Well, I’ll be.
I’ve obviously been living in a deeper, darker hole than I realised because I only discovered Leilani Munter yesterday.
This intriguing young woman clearly has some flaws. Firstly, she married a kiwi. Secondly she doesn’t live in Australia. But that's it; everything else is pretty damn cool and we can forgive her. Here’s why – she stands up for what she believes in and is successfully blending a massive passion for things that go insanely fast and a commitment to environment.
Personally, I applaud this approach because the reality is very few of us are perfect and we all have to deal with the hand we are dealt in life and that often means compromises. The first speech I ever heard about environmental issues and climate change was way back in the late 1980s. I was alarmed that I didn’t know of the issues before and utterly deflated at the end because at the time I worked in a car plant during the day, a motorcycle shop in the afternoon and built two-stroke exhaust systems for race bikes on the weekend.
I was the problem.
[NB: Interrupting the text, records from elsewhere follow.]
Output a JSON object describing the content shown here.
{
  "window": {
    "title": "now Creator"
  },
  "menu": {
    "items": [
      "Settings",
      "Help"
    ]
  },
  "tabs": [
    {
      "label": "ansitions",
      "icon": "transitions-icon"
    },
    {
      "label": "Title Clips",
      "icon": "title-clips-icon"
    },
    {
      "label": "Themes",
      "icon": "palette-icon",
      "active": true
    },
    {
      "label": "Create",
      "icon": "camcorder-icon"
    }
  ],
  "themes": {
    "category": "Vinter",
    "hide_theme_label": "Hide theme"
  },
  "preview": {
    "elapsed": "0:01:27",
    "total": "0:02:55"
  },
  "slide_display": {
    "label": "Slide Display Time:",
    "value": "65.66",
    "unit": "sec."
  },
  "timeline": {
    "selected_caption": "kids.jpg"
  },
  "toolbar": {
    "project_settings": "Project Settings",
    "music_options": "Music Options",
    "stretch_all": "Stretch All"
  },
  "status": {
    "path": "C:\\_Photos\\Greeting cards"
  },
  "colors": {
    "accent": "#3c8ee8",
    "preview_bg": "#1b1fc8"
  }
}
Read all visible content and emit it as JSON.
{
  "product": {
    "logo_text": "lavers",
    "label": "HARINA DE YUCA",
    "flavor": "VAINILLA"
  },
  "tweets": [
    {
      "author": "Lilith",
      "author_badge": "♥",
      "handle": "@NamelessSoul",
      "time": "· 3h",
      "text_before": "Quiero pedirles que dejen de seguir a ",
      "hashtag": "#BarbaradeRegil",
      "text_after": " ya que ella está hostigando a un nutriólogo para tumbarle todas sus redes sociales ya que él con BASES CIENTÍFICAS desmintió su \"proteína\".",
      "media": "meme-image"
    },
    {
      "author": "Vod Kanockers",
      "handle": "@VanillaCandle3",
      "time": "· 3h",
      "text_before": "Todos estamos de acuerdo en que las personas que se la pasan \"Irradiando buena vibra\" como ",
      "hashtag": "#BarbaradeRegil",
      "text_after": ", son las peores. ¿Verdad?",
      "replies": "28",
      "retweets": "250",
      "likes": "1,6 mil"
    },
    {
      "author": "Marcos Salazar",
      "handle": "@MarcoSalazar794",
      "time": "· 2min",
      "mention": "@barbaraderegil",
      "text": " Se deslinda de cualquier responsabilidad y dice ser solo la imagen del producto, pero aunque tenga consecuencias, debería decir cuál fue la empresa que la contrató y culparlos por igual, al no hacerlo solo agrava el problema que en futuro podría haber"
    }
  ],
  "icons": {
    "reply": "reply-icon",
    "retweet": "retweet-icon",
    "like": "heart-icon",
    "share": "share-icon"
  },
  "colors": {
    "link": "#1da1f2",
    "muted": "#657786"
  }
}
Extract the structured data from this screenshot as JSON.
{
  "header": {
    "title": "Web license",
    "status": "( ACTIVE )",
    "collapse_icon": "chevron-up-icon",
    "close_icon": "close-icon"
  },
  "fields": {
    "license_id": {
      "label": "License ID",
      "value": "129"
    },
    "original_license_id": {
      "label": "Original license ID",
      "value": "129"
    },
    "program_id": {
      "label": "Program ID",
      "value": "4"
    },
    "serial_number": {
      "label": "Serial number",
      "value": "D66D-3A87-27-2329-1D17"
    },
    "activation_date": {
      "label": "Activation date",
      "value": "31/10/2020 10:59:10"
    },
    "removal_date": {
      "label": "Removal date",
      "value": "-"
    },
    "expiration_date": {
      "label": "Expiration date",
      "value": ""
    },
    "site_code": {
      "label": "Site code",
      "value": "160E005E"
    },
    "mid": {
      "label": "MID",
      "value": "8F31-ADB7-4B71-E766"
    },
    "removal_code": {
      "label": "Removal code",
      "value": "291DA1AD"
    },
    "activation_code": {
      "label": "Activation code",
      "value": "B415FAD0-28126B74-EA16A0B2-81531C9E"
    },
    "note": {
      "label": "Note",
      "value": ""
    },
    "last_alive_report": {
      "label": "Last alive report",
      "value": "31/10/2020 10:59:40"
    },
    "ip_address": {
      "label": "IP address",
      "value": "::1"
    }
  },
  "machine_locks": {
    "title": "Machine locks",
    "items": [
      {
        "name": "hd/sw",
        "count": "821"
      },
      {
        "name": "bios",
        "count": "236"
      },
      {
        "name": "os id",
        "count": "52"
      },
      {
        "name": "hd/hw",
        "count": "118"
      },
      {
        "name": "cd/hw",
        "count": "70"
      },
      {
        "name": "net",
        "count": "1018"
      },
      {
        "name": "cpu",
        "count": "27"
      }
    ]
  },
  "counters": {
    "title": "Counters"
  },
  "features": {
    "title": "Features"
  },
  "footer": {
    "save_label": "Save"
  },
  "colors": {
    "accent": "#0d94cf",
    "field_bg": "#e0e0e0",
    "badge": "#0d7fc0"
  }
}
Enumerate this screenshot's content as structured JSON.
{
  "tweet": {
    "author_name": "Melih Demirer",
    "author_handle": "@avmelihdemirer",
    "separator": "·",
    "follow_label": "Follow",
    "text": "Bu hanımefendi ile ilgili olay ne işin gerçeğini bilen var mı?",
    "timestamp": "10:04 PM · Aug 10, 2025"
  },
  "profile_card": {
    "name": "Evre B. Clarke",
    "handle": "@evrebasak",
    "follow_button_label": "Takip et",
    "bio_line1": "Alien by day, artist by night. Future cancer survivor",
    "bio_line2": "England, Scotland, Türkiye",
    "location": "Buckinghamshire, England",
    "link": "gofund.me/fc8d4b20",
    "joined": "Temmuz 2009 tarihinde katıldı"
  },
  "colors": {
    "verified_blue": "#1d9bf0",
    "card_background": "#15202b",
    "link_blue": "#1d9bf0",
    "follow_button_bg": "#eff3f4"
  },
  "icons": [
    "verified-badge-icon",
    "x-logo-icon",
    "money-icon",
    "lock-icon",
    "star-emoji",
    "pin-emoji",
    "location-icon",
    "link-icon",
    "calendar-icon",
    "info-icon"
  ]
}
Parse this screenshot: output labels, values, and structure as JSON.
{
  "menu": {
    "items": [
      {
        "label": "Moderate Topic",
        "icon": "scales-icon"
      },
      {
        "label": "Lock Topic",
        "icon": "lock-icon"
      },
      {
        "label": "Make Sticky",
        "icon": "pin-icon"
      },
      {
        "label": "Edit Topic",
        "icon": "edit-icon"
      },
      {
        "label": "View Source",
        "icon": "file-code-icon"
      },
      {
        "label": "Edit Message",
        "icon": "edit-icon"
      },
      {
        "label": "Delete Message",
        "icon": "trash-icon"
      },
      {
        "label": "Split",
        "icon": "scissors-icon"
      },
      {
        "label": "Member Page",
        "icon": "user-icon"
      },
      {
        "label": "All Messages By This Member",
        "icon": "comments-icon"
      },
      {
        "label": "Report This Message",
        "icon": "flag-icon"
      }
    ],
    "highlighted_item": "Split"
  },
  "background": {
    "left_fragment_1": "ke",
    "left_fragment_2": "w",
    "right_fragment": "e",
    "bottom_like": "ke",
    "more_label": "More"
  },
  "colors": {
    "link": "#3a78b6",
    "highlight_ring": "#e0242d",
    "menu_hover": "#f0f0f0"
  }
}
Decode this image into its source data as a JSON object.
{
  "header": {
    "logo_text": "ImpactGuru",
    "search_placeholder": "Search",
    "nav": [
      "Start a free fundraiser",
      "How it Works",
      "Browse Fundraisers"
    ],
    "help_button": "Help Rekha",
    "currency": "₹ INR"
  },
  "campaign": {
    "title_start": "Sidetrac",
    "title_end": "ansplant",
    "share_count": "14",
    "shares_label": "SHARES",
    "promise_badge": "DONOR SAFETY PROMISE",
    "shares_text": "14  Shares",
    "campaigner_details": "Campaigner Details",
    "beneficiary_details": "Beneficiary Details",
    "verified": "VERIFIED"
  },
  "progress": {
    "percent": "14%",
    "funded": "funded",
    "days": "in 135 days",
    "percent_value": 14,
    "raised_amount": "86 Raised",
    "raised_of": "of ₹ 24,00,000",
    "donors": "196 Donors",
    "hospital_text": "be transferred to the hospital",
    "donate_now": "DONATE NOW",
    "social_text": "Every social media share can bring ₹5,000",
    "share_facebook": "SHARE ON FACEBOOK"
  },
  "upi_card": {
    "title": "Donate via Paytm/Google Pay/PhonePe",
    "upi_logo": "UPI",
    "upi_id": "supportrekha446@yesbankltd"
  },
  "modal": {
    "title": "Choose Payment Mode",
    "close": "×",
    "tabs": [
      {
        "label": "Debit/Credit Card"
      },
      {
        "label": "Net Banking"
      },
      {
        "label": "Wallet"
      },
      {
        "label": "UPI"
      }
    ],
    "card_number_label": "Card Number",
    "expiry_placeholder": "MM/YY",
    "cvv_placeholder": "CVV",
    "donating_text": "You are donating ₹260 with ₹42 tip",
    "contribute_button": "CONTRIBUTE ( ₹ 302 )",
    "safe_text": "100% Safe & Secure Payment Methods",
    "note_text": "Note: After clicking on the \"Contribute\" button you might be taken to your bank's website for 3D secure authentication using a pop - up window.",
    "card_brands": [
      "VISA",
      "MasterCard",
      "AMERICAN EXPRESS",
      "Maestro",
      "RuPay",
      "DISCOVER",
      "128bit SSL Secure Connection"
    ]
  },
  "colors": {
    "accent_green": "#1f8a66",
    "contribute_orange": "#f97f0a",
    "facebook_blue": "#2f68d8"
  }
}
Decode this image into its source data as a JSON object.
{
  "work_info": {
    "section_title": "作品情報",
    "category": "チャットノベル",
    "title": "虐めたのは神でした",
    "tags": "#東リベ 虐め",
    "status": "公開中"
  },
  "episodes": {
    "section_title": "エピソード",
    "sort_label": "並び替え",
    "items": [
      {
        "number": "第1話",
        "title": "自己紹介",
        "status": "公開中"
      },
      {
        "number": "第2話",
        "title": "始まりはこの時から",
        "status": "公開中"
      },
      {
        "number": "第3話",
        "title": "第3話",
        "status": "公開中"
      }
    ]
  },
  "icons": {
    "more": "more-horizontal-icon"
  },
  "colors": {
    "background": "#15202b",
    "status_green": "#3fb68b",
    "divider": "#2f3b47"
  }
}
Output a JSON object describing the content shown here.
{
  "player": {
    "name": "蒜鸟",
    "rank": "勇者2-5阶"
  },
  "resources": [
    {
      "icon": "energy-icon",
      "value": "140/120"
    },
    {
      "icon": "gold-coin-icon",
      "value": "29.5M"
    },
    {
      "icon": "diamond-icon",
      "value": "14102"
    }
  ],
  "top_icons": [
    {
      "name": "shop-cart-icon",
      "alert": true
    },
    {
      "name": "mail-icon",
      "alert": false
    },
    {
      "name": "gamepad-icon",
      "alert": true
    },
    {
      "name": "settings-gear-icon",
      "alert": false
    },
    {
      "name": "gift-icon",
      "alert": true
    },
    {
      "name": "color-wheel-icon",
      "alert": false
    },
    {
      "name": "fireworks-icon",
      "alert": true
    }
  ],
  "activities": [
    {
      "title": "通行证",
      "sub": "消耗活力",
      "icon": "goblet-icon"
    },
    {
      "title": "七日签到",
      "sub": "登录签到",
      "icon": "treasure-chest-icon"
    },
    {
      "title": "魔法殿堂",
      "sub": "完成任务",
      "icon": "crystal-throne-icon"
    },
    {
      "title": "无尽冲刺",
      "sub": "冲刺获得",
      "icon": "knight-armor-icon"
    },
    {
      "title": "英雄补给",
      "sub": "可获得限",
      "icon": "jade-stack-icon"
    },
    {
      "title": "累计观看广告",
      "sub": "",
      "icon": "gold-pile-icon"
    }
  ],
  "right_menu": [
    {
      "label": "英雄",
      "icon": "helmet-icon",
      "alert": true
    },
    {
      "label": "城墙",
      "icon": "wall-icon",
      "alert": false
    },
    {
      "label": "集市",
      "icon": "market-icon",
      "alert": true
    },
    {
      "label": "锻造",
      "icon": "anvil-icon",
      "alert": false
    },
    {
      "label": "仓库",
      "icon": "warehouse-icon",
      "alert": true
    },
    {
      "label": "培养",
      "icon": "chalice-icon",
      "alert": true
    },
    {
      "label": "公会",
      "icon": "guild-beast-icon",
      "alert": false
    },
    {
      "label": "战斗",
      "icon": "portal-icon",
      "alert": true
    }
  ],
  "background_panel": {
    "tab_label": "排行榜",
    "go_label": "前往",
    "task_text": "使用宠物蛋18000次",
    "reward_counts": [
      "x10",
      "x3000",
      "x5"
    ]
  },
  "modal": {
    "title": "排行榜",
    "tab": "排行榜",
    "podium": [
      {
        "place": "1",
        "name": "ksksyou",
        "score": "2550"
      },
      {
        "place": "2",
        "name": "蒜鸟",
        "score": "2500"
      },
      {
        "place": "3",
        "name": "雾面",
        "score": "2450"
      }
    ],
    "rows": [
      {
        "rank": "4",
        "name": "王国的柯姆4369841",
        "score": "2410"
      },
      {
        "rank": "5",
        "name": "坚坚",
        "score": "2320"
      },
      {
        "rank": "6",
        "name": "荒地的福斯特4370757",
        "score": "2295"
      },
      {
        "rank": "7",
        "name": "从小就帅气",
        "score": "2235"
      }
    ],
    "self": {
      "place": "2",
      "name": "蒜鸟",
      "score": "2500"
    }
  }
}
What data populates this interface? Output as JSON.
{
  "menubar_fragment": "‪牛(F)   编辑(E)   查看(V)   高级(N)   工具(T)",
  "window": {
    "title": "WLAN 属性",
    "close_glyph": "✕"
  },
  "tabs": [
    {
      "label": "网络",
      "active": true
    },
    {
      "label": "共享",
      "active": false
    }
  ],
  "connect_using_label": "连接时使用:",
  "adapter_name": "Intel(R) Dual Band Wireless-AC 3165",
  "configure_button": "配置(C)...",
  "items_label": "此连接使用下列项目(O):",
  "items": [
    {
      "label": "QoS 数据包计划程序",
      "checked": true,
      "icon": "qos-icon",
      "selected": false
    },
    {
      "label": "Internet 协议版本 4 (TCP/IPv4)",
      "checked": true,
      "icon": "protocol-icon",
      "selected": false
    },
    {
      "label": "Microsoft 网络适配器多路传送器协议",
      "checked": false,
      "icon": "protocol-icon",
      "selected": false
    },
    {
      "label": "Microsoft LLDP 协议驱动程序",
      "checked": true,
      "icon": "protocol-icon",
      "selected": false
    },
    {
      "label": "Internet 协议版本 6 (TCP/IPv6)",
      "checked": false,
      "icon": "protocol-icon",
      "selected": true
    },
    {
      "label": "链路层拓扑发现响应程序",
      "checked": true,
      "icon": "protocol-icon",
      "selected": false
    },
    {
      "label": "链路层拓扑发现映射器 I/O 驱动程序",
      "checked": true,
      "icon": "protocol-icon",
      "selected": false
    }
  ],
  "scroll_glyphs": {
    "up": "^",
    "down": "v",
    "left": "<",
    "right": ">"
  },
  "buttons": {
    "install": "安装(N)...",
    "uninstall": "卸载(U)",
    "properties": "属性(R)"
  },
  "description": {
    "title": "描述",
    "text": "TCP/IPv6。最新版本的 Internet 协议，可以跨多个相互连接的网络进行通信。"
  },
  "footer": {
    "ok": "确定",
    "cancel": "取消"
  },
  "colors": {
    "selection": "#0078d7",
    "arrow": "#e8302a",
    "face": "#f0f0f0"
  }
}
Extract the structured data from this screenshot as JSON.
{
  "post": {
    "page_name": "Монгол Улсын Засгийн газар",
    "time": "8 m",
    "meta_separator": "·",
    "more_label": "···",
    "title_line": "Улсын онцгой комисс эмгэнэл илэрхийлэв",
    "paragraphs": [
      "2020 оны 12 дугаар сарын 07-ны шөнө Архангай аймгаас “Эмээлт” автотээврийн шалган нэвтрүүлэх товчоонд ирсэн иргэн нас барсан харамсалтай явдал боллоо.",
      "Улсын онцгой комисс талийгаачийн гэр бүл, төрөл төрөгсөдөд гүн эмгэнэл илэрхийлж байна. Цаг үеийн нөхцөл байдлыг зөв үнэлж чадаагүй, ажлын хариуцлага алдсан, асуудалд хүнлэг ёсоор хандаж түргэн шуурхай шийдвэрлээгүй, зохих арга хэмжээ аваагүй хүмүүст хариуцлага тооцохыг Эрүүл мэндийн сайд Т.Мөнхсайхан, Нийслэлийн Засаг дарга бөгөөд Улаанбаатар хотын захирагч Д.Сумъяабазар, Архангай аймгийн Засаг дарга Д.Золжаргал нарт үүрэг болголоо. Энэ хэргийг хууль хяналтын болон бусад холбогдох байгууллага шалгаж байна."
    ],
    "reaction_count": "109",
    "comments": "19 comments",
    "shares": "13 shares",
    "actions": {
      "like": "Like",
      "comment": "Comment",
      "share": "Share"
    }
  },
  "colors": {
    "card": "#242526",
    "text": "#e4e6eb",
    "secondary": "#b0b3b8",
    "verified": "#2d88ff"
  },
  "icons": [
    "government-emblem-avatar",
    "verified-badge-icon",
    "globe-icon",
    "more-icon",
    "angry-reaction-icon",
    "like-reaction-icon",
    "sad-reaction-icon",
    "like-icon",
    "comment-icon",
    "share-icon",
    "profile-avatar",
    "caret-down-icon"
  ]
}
“It's all I know, the only skills I have,” I said to the presenter. “How can I make a difference, I can’t start my life over again and re-learn everything?” His sage advice was gold: “Stop trying to be perfect and just make a small step that is achievable. Do that until it becomes normal, then take another step. Then repeat. If every human did this, imagine what would happen.”
Although it took many years before I could change industries, I went home and found two small things that I could do immediately and made them part of my life and haven’t stopped since. It might sound like a cop out or a compromise but my view is that for most people, life is all about compromises between what we can do and what we have to do. But everyone of us can make small changes and be part of a bigger shift.
Leilani embodies this same spirit, it seems. She is doing what she can, influencing where she is able and offsetting her impact a little more as each day passes. I call this “environmental pragmatism”.Leilani is imperfect, but she also has some staggering skills and leverages them to do what she feels strongly about.
The impressive list of “extremely cool things” that Leilani has achieved is long, but here’s a selection:
– Finished second in a Norwegian hill climb in a hydrogen fuel cell-powered Ford Focus, then drank the water from the tailpipe.
– Stock car and open wheeler racing driver including NASCAR Elite and Indy Pro Series.
– First carbon neutral race car driver..
– Ambassador of the National Wildlife Federation.
– Featured in the new TV series Fast Forward on Planet Green and regular appearances on talk shows.
– Joined the board of advisors for The Solutions Project.
– Discovery’s Planet Green named her the #1 Eco Athlete in the World.
– Coco Eco Magazine named her “One of 2010’s Most Influential Women in Green.”
– The Huffington Post picked Leilani as one of their “Creative Minds 2011: People We Expect Great Things From.”
– Delivered more than 70 keynote speeches at Earth Day, American Renewable Energy Day, Opportunity Green in Los Angeles, Women of Independence in Kuala Lumpur, Malaysia and both Cleantech and Powershift in Washington, DC amongst others.
– Guest at briefings at the United Nations and the White House.
– Columnist for the Huffington Post.
– Worked as a photo and stunt double for Catherine Zeta-Jones.
– And, fittingly, her home has a Tesla Model S electric car in the garage, solar panels on the roof, a veggie garden, a 550 gallon rainwater collection system, LED lighting, and a worm farm to compost her food scraps.
Leilani Munter has become a high profile ambassador for change and through her motorsports career reaches 75 million people. As she said in a recent interview “There are plenty of environmentalists who are huge race fans. Liking fast cars and caring about the future of the planet are not mutually exclusive.”
There is only one question I have – where is Australia’s Leilani Munter?
Nigel Morris is director of Solar Business Services.